On February 7, 2012, the Internal Revenue Service (IRS) published proposed regulations to implement the Affordable Care Act’s (ACA) 2.3% excise tax on the sale price of medical devices sold by the manufacturer, producer, or importer of the device after December 31, 2012. The ACA defines a taxable medical device as any device (as defined in section 201(h) of the Federal Food, Drug, and Cosmetic Act) that is intended for humans and is listed as a medical device with FDA (or should have been listed) by a registered medical device establishment excluding eyeglasses, contact lenses, hearing aids, and any other medical device of a type that is generally purchased by the general public at retail for individual use. The proposed regulations set forth the IRS’s interpretation of key elements of the excise tax, including the retail exemption.

Additional details are available after the jump.

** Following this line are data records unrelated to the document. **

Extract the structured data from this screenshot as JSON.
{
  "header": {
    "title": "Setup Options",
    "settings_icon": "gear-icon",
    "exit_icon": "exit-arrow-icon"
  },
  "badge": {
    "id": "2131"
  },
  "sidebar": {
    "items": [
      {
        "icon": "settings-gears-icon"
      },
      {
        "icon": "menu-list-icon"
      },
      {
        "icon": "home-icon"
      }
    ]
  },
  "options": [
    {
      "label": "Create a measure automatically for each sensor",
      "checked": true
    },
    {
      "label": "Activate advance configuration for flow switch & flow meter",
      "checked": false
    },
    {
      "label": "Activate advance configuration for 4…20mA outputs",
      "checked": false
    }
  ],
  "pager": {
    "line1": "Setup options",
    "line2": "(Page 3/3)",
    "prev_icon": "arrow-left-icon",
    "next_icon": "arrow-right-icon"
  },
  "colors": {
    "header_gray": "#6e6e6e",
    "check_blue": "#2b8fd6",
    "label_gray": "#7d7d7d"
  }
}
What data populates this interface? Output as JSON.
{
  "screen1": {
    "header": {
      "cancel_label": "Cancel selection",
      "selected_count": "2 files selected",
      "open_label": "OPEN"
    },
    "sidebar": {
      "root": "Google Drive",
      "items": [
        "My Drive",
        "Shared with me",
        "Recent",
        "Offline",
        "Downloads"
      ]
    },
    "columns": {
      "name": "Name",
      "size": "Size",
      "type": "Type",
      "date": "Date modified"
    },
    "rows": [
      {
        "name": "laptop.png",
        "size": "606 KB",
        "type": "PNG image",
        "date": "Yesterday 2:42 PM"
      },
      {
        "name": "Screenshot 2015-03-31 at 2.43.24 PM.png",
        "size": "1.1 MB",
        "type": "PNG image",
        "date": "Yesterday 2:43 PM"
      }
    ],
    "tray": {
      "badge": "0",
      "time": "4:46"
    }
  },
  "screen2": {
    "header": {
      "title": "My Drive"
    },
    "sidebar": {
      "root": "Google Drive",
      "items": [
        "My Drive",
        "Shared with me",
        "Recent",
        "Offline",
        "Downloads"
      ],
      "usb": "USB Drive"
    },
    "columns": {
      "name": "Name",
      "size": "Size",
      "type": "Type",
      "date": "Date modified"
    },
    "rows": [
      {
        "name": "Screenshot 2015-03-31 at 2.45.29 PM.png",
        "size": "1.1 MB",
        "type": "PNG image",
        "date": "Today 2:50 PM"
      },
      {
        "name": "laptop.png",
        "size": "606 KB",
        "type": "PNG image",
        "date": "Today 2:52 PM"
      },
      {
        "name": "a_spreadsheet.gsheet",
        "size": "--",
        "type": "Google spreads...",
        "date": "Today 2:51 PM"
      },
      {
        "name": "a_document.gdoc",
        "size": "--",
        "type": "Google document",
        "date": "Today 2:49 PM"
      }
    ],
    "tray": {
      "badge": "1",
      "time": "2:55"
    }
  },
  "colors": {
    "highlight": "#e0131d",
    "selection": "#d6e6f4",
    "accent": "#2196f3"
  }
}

In brief, under the proposed regulations, a device is considered to be of a type generally purchased by the general public at retail for individual use if: (i) the device is regularly available for purchase and use by individual consumers who are not medical professionals, and (ii) the device’s design demonstrates that it is not primarily intended for use in a medical institution or office, or by medical professionals. The proposed regulations provide a set of non-exclusive factors for use in evaluating whether a taxable medical device qualifies for the retail exemption, as well as a safe harbor provision identifying certain categories of taxable medical devices determined to fall within the retail exemption. The safe harbor includes: (1) devices that are identified in the FDA’s IVD Home Use Lab Tests (over-the-counter, or OTC, tests) database; (2) devices described as OTC devices in the relevant FDA classification regulation heading; (3) devices that are described as OTC devices in the FDA’s product code name, device classification name, or the classification name field in the FDA’s device registration and listing database; and (4) certain devices that qualify as durable medical equipment, prosthetics, orthotics and supplies (DMEPOS) for which payment is available on a purchase basis under Medicare Part B payment rules in accordance with the fee schedule published by the Centers for Medicare & Medicaid Services (CMS).

The preamble to the proposed regulations also addresses the application of the excise tax to certain specific circumstances, including dual use devices, investigational devices, veterinary devices, and dental instruments. Existing rules governing manufacturer excise taxes, including exemptions for use by the purchaser for further manufacture, or for resale by the purchaser to a second purchaser for use by the second purchaser for further manufacture; and for export, generally will apply to this excise tax, subject to certain exceptions. The preamble to the proposed regulations discusses how these general rules will be applied to medical devices, including guidance on the meaning of manufacturer, importer, taxable event, and sales price. The IRS also addresses in the preamble a number of other issues raised by public comments submitted prior to the rulemaking, including classification of “convenience kits,” associated devices and components of devices, combination products, and medical software. Comments will be accepted until May 7, 2012. The notice of proposed rulemaking also includes a notice of a public hearing on the proposed regulations to be held on May 16, 2012.